EXTRACTED RECORDS section start

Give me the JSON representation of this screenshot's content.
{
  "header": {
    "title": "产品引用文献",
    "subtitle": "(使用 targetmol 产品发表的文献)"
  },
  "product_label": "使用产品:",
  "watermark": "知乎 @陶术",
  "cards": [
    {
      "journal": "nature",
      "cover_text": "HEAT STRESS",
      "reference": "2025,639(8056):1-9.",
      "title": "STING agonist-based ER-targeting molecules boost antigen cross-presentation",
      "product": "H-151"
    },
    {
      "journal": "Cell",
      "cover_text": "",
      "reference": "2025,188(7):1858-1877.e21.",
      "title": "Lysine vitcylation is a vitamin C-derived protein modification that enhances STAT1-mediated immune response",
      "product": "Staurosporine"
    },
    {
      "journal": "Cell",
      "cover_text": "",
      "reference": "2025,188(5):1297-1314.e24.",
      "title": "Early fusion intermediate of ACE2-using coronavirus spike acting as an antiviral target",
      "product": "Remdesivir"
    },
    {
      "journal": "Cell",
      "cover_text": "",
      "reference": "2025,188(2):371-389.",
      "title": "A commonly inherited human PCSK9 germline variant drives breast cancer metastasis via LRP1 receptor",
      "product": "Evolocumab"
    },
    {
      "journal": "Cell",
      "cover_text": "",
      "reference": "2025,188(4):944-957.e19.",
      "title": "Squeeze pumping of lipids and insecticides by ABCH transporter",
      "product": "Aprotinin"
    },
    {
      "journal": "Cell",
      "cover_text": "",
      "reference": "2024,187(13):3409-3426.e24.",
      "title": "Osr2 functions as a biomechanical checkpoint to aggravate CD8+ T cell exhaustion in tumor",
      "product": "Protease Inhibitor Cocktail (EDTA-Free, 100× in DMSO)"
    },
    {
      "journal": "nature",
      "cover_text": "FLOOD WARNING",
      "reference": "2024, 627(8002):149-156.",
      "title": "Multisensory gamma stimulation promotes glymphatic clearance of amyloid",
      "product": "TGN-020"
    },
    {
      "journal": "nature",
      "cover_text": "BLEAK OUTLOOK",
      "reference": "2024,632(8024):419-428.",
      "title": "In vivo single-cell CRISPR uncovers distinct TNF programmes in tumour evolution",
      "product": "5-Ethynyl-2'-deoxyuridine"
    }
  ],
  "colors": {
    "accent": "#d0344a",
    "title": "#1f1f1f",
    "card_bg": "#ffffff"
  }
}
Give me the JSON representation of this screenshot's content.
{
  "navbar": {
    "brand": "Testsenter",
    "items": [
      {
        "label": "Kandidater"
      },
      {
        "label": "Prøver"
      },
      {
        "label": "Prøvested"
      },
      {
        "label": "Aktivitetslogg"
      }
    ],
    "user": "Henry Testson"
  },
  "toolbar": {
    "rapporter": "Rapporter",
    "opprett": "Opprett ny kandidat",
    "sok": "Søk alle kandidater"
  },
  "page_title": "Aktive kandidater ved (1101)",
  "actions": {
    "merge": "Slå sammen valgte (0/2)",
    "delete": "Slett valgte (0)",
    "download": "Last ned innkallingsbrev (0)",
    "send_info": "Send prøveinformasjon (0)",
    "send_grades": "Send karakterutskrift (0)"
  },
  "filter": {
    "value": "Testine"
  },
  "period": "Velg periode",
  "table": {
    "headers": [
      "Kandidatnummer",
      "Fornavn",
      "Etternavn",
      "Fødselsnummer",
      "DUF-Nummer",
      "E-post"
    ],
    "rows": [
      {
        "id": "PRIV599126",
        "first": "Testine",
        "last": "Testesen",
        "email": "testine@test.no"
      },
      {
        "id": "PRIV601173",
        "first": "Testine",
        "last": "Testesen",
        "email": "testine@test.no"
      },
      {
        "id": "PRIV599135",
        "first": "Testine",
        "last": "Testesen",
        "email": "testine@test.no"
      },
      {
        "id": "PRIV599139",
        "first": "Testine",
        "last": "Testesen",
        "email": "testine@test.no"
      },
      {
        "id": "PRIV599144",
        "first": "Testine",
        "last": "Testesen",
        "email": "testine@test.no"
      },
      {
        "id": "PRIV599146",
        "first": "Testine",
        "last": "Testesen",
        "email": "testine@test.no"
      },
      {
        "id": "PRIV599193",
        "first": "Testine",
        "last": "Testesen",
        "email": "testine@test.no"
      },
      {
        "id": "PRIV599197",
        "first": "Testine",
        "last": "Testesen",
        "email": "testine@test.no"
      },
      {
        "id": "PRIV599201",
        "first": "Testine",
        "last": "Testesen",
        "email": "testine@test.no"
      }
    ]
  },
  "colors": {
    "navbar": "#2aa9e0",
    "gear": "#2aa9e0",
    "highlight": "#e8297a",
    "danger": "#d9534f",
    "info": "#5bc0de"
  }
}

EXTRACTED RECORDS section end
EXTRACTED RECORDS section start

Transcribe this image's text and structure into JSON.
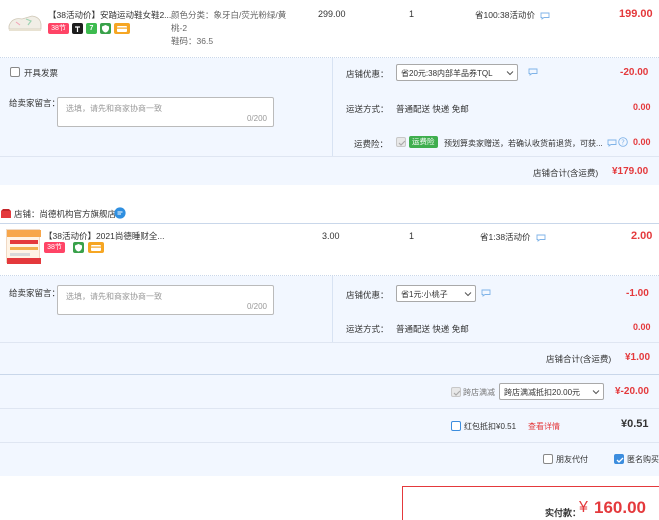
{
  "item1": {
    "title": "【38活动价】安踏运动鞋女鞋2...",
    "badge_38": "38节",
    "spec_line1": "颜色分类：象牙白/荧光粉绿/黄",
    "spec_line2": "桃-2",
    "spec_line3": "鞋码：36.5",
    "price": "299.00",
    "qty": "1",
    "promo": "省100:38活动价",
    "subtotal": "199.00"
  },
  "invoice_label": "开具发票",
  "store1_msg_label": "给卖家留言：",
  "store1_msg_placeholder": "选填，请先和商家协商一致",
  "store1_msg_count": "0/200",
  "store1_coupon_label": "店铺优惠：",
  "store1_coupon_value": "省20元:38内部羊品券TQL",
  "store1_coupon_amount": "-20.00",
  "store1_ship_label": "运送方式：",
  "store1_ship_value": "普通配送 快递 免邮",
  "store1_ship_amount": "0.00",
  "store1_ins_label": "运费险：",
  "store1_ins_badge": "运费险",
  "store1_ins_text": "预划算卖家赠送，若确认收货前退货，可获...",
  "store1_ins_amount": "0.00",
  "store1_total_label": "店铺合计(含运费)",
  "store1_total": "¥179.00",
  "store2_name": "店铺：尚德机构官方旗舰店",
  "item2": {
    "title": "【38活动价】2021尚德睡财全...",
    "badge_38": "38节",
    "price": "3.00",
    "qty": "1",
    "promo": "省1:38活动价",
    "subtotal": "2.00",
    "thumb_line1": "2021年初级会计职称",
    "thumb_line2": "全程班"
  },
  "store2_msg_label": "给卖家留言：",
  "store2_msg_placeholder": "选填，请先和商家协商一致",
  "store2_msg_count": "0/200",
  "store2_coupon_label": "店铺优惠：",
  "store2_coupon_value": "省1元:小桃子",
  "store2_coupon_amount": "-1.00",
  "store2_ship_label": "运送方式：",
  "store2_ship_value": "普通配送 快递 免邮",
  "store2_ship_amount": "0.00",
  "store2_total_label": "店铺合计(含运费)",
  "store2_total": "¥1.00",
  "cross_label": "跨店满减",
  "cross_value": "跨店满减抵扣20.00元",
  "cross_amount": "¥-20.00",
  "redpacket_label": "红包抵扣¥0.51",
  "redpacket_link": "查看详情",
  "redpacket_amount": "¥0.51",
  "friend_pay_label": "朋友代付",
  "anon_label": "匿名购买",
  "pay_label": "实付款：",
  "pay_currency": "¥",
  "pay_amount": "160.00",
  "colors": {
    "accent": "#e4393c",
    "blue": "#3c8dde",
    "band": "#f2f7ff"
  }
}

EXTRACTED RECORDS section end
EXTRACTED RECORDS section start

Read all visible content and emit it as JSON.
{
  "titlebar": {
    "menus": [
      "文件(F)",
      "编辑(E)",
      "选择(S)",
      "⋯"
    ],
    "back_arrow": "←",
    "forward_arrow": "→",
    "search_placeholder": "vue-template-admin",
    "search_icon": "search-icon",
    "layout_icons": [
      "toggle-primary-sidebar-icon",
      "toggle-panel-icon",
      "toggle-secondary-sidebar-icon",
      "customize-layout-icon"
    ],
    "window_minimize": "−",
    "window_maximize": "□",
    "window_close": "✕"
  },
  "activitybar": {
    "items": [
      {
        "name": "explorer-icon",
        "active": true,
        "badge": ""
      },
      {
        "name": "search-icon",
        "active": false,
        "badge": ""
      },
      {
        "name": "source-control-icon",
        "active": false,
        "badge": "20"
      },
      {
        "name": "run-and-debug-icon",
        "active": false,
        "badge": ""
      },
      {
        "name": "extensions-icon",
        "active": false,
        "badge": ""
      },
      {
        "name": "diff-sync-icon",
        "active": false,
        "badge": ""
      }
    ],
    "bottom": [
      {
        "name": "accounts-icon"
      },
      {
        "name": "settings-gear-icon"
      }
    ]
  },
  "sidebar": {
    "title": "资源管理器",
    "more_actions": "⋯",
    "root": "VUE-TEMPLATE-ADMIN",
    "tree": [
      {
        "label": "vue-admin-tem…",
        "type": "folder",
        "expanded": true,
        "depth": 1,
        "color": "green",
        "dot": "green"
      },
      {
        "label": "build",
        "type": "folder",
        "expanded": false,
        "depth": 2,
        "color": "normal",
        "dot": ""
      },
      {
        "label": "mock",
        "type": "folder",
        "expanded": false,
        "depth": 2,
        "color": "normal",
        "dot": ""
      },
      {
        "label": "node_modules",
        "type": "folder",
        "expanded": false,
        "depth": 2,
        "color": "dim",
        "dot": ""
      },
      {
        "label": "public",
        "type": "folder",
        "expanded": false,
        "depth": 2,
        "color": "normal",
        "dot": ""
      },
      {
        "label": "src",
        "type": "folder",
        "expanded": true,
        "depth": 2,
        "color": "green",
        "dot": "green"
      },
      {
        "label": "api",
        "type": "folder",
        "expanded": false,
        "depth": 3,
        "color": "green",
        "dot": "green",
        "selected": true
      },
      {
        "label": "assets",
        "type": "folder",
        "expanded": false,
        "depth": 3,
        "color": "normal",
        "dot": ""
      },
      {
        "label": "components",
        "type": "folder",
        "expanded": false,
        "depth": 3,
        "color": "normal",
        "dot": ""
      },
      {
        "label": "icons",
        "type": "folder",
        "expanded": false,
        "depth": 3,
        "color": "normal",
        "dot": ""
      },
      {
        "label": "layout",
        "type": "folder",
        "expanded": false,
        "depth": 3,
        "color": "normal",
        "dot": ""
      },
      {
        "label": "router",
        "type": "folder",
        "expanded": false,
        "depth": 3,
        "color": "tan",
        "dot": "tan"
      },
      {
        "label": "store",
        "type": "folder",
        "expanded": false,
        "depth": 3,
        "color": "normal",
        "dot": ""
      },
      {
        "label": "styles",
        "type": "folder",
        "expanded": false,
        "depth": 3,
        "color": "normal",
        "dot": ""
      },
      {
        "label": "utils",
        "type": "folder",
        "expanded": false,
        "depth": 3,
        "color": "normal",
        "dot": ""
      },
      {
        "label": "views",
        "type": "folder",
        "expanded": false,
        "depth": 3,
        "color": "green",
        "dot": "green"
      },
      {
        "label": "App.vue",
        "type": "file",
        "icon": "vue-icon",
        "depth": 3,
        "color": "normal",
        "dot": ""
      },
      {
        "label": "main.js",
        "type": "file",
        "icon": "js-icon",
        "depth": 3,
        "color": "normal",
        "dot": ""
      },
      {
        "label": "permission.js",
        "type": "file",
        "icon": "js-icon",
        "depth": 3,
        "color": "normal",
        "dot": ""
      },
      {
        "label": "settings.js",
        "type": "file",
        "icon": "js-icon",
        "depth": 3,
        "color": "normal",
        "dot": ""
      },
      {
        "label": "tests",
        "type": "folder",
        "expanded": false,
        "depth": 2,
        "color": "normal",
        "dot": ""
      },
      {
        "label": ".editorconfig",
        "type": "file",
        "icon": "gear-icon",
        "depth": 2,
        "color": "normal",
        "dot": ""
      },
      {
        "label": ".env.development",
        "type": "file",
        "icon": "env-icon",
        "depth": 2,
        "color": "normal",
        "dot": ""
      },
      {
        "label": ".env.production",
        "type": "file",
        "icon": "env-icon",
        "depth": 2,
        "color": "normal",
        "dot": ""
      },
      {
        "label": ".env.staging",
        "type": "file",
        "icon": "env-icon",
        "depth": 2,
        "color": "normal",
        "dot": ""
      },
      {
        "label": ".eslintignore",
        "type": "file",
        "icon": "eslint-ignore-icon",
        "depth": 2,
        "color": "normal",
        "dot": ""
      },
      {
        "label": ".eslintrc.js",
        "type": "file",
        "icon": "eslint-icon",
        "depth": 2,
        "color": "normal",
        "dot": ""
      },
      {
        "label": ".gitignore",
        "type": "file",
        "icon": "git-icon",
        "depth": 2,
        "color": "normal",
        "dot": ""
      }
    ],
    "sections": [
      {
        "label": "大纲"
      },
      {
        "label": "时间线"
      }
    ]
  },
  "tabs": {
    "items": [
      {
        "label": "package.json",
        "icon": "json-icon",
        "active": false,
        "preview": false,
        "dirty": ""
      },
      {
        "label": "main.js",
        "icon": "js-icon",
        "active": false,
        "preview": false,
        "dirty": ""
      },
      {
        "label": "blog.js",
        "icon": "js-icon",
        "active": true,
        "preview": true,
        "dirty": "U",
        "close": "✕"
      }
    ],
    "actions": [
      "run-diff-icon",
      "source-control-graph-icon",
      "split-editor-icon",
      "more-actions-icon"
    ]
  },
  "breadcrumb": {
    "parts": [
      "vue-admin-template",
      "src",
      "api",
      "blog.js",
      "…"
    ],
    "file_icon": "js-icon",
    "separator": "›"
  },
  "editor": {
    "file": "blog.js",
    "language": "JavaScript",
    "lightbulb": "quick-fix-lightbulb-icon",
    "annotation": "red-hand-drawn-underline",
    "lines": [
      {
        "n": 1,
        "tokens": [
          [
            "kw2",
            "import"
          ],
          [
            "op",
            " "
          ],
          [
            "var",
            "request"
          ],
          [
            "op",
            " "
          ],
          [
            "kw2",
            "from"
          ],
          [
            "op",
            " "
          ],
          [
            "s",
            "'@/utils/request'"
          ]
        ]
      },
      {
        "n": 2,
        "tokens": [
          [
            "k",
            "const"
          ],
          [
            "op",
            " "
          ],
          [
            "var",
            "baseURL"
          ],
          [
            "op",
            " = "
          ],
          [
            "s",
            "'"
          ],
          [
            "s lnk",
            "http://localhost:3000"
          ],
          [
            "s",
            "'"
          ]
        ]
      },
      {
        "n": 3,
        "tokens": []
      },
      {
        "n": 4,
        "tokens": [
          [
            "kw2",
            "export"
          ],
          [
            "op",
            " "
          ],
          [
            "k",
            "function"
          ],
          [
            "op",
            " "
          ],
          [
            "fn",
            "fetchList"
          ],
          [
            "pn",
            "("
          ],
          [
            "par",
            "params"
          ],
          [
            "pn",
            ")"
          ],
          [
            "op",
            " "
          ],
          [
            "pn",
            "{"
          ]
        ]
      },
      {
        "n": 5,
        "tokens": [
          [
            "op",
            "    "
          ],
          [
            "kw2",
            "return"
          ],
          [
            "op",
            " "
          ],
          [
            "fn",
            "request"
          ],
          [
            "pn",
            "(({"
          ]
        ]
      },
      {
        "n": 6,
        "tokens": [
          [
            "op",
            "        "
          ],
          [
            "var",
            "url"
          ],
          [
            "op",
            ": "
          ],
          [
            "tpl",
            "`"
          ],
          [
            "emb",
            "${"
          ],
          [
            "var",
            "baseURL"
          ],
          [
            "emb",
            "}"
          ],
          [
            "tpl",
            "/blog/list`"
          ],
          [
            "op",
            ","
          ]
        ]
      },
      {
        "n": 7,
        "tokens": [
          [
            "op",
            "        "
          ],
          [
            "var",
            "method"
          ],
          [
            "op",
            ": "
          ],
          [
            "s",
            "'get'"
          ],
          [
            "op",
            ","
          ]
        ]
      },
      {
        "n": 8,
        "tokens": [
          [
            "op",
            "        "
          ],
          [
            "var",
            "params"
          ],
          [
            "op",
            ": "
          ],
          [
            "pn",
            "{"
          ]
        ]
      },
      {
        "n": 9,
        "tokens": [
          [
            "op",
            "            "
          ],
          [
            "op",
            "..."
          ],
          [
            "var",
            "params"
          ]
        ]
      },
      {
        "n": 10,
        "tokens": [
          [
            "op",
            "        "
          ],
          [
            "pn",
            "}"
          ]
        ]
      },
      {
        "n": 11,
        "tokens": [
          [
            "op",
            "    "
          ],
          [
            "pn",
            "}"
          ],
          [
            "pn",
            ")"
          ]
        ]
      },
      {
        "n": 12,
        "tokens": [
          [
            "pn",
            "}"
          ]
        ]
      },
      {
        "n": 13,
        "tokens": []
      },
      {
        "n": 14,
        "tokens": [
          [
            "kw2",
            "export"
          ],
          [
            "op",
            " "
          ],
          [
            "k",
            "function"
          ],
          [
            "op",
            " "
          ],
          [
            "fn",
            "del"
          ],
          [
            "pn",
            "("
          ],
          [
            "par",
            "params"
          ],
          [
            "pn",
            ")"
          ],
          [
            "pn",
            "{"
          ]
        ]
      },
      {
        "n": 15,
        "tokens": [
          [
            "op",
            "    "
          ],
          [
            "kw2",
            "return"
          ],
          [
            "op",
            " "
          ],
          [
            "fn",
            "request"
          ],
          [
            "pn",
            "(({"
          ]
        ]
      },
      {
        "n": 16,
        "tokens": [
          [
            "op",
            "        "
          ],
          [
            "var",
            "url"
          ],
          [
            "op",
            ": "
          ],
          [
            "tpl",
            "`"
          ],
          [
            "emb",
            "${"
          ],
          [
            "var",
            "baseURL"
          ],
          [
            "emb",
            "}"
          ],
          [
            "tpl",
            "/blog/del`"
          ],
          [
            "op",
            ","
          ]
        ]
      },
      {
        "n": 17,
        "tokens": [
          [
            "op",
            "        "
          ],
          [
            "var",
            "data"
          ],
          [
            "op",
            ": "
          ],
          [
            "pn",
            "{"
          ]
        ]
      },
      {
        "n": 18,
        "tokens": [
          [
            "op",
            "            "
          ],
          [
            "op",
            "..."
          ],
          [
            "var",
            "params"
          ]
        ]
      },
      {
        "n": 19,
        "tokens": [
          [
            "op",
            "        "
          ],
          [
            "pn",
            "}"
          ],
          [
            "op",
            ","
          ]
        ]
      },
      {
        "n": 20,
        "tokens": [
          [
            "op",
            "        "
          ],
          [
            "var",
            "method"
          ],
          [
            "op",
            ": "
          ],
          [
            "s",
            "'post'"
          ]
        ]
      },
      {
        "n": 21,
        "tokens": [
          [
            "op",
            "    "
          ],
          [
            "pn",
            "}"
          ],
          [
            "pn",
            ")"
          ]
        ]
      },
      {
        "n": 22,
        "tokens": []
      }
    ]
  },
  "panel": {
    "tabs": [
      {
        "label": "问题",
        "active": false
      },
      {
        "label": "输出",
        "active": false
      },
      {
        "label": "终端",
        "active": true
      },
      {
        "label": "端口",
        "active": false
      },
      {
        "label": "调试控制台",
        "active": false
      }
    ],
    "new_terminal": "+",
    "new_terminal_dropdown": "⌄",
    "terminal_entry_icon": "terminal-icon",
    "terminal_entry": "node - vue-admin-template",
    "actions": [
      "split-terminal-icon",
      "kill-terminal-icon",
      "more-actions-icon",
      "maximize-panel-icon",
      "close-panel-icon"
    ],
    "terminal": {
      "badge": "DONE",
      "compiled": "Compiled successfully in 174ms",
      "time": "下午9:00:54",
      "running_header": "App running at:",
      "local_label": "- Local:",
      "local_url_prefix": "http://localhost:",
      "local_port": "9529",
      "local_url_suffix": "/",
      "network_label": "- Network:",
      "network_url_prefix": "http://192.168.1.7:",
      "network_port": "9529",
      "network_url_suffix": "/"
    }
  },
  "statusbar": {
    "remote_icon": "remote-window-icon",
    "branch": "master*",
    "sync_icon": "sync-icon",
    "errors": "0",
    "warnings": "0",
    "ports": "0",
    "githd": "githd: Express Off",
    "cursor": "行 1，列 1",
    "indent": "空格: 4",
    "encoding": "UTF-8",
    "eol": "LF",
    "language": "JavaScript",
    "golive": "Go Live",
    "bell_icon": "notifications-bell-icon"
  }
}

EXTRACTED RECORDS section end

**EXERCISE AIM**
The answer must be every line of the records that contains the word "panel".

**SOLUTION**
      "toggle-panel-icon",
  "panel": {
      "maximize-panel-icon",
      "close-panel-icon"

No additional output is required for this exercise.